In its turn, the KAM-I concept became a base for two variations of science and research platforms: AUOS-Z with Earth-pointing attitude control system and AUOS-SM with Sun-pointing attitude control system. Both platforms would be able to carry up to 310 kilograms of payload and provide 50 Vt of electrical supply. Also, both spacecraft had a capability to downlink science data to the individual receiving stations of the international partners in the particular mission.
The development of the payloads for the AUOS-Z spacecraft started in 1973.
The AUOS-Z platform featured a cylinder-shaped service module equipped with eight solar panels, which were attached to the upper end of the module and deploying at the angle of 30 degrees upon reaching the orbit. A special boom for gravitational stabilization of the spacecraft would deploy on the top of the service module. The payload module, carrying scientific instruments, would be docked to the service module via standard interface.
Total 10 satellites based on the AUOS-Z bus made it to orbit. Most of them were used for fundamental scientific research conducted by the scientists of the former Soviet Union and the countries of the Warsaw Pact.
The AUOS-SM-based spacecraft were under development since 1987. The first AUOS-SM-based spacecraft was Koronas-I launched in 1994.

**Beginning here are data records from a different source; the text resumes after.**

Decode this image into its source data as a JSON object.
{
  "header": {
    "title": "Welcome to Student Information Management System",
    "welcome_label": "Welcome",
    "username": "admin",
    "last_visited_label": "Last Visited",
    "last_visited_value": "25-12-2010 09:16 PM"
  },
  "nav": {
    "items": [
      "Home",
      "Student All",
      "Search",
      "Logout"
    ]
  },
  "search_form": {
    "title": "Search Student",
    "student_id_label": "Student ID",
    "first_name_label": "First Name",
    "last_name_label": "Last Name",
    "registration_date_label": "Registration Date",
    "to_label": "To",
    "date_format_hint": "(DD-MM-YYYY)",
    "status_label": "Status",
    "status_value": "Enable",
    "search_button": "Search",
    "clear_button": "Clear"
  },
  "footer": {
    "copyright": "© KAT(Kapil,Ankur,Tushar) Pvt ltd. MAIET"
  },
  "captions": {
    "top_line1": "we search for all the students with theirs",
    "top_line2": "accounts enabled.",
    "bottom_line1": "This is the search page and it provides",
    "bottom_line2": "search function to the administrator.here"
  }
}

Koronas-F development cooperation:
Launches of the spacecraft based on AUOS-3 and AUOS-SM platforms:
July 31, 12:00 Moscow Summer Time: AUOS-SM-KF (Koronas-F) launched by 11K68 (Tsyklon-3) from Plesetsk. Separated from the upeer stage at 12:51 Moscow. The launch was delayed from July 25 and 26 (11:00 Moscow Summer Time) by the problems in the launch-vehicle's control system.
The Koronas-F reentered the Earth atmosphere on Dec. 7, 2005. Its last tracking was conducted at 20:08 Moscow Time. According to the calculations, remaining fragments of the satellite impacted the Indian Ocean at 41 degrees South latitude and 85 degrees East longitude at 20:34 Moscow Time.
This page is maintained by Anatoly Zak. All rights reserved.
Last update: August 2, 2015
Tsyklon-3 rocket launches the SM-KF (Koronas-F) spacecraft on July 31, 2001. Credit: KB Yuzhnoe
The artist rendering of the AUOS-SM-KF (Koronas-F) spacecraft in orbit. Credit: KB Yuzhnoe
The artist rendering of the AUOS-SM-KI (Koronas-I) spacecraft. Credit: KB Yuzhnoe
The artist rendering of the AUOS-Z-T-IK spacecraft launched under name Intercosmos-15. It was the first satellite based on AUOS-Z platform. Credit: KB Yuzhnoe
The AUOS-Z-R-P-IK version of the AUOS-Z bus. It was launched under name Intercosmos-20 and 21. Copyright © 2001 by Anatoly Zak